(Entries from a dataset of interfaces)
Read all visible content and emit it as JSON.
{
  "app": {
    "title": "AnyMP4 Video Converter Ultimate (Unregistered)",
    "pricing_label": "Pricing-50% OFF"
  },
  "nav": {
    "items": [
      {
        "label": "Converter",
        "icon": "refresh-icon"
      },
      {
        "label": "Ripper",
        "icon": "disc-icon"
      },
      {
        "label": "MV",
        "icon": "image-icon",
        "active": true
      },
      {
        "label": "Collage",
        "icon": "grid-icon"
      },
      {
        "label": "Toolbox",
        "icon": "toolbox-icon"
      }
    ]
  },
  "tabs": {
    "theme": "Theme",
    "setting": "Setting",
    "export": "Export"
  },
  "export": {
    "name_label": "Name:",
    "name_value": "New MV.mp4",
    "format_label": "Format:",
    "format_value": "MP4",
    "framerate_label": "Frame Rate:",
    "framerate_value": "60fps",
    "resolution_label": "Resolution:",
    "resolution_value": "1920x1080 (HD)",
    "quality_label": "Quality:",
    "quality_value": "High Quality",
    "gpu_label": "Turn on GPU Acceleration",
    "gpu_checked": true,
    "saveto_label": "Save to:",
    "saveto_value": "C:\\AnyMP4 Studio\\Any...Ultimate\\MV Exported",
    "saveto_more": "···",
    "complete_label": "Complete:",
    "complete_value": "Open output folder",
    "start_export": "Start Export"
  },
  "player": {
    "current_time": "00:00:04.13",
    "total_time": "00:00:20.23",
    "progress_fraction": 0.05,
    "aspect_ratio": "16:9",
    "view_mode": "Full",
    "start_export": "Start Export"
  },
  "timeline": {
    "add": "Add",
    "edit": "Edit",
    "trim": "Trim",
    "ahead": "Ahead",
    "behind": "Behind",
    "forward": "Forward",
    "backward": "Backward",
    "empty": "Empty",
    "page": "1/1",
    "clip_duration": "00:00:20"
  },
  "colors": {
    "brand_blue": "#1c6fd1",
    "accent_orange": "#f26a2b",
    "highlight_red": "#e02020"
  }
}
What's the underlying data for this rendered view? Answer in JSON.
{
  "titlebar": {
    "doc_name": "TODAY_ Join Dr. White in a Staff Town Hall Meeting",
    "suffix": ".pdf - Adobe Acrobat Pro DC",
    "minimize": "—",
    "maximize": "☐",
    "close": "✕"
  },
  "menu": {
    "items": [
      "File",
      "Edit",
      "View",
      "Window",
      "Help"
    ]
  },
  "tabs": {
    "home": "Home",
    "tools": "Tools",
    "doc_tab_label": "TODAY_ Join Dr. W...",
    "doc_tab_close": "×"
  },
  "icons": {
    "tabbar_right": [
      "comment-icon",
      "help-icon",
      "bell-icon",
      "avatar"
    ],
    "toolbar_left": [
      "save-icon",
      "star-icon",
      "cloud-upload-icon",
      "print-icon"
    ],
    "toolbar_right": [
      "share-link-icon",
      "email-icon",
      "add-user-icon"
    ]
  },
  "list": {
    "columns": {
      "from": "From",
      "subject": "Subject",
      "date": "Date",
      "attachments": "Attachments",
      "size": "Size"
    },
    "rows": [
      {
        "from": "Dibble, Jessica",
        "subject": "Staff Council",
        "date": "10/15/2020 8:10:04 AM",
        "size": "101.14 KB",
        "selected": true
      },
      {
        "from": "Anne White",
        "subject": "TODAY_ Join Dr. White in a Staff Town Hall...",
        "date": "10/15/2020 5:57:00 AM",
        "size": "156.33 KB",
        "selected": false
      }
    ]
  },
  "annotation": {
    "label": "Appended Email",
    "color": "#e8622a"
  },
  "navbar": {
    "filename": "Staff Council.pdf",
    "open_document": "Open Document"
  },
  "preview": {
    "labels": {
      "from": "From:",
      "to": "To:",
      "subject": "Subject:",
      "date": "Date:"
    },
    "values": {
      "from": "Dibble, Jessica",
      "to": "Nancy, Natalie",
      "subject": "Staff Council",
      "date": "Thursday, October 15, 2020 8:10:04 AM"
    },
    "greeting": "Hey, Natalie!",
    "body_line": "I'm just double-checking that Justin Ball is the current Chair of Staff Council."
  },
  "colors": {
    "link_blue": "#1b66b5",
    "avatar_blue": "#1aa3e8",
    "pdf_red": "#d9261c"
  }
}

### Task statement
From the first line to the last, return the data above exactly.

### Written solution
Read all visible content and emit it as JSON.
{
  "app": {
    "title": "AnyMP4 Video Converter Ultimate (Unregistered)",
    "pricing_label": "Pricing-50% OFF"
  },
  "nav": {
    "items": [
      {
        "label": "Converter",
        "icon": "refresh-icon"
      },
      {
        "label": "Ripper",
        "icon": "disc-icon"
      },
      {
        "label": "MV",
        "icon": "image-icon",
        "active": true
      },
      {
        "label": "Collage",
        "icon": "grid-icon"
      },
      {
        "label": "Toolbox",
        "icon": "toolbox-icon"
      }
    ]
  },
  "tabs": {
    "theme": "Theme",
    "setting": "Setting",
    "export": "Export"
  },
  "export": {
    "name_label": "Name:",
    "name_value": "New MV.mp4",
    "format_label": "Format:",
    "format_value": "MP4",
    "framerate_label": "Frame Rate:",
    "framerate_value": "60fps",
    "resolution_label": "Resolution:",
    "resolution_value": "1920x1080 (HD)",
    "quality_label": "Quality:",
    "quality_value": "High Quality",
    "gpu_label": "Turn on GPU Acceleration",
    "gpu_checked": true,
    "saveto_label": "Save to:",
    "saveto_value": "C:\\AnyMP4 Studio\\Any...Ultimate\\MV Exported",
    "saveto_more": "···",
    "complete_label": "Complete:",
    "complete_value": "Open output folder",
    "start_export": "Start Export"
  },
  "player": {
    "current_time": "00:00:04.13",
    "total_time": "00:00:20.23",
    "progress_fraction": 0.05,
    "aspect_ratio": "16:9",
    "view_mode": "Full",
    "start_export": "Start Export"
  },
  "timeline": {
    "add": "Add",
    "edit": "Edit",
    "trim": "Trim",
    "ahead": "Ahead",
    "behind": "Behind",
    "forward": "Forward",
    "backward": "Backward",
    "empty": "Empty",
    "page": "1/1",
    "clip_duration": "00:00:20"
  },
  "colors": {
    "brand_blue": "#1c6fd1",
    "accent_orange": "#f26a2b",
    "highlight_red": "#e02020"
  }
}
What's the underlying data for this rendered view? Answer in JSON.
{
  "titlebar": {
    "doc_name": "TODAY_ Join Dr. White in a Staff Town Hall Meeting",
    "suffix": ".pdf - Adobe Acrobat Pro DC",
    "minimize": "—",
    "maximize": "☐",
    "close": "✕"
  },
  "menu": {
    "items": [
      "File",
      "Edit",
      "View",
      "Window",
      "Help"
    ]
  },
  "tabs": {
    "home": "Home",
    "tools": "Tools",
    "doc_tab_label": "TODAY_ Join Dr. W...",
    "doc_tab_close": "×"
  },
  "icons": {
    "tabbar_right": [
      "comment-icon",
      "help-icon",
      "bell-icon",
      "avatar"
    ],
    "toolbar_left": [
      "save-icon",
      "star-icon",
      "cloud-upload-icon",
      "print-icon"
    ],
    "toolbar_right": [
      "share-link-icon",
      "email-icon",
      "add-user-icon"
    ]
  },
  "list": {
    "columns": {
      "from": "From",
      "subject": "Subject",
      "date": "Date",
      "attachments": "Attachments",
      "size": "Size"
    },
    "rows": [
      {
        "from": "Dibble, Jessica",
        "subject": "Staff Council",
        "date": "10/15/2020 8:10:04 AM",
        "size": "101.14 KB",
        "selected": true
      },
      {
        "from": "Anne White",
        "subject": "TODAY_ Join Dr. White in a Staff Town Hall...",
        "date": "10/15/2020 5:57:00 AM",
        "size": "156.33 KB",
        "selected": false
      }
    ]
  },
  "annotation": {
    "label": "Appended Email",
    "color": "#e8622a"
  },
  "navbar": {
    "filename": "Staff Council.pdf",
    "open_document": "Open Document"
  },
  "preview": {
    "labels": {
      "from": "From:",
      "to": "To:",
      "subject": "Subject:",
      "date": "Date:"
    },
    "values": {
      "from": "Dibble, Jessica",
      "to": "Nancy, Natalie",
      "subject": "Staff Council",
      "date": "Thursday, October 15, 2020 8:10:04 AM"
    },
    "greeting": "Hey, Natalie!",
    "body_line": "I'm just double-checking that Justin Ball is the current Chair of Staff Council."
  },
  "colors": {
    "link_blue": "#1b66b5",
    "avatar_blue": "#1aa3e8",
    "pdf_red": "#d9261c"
  }
}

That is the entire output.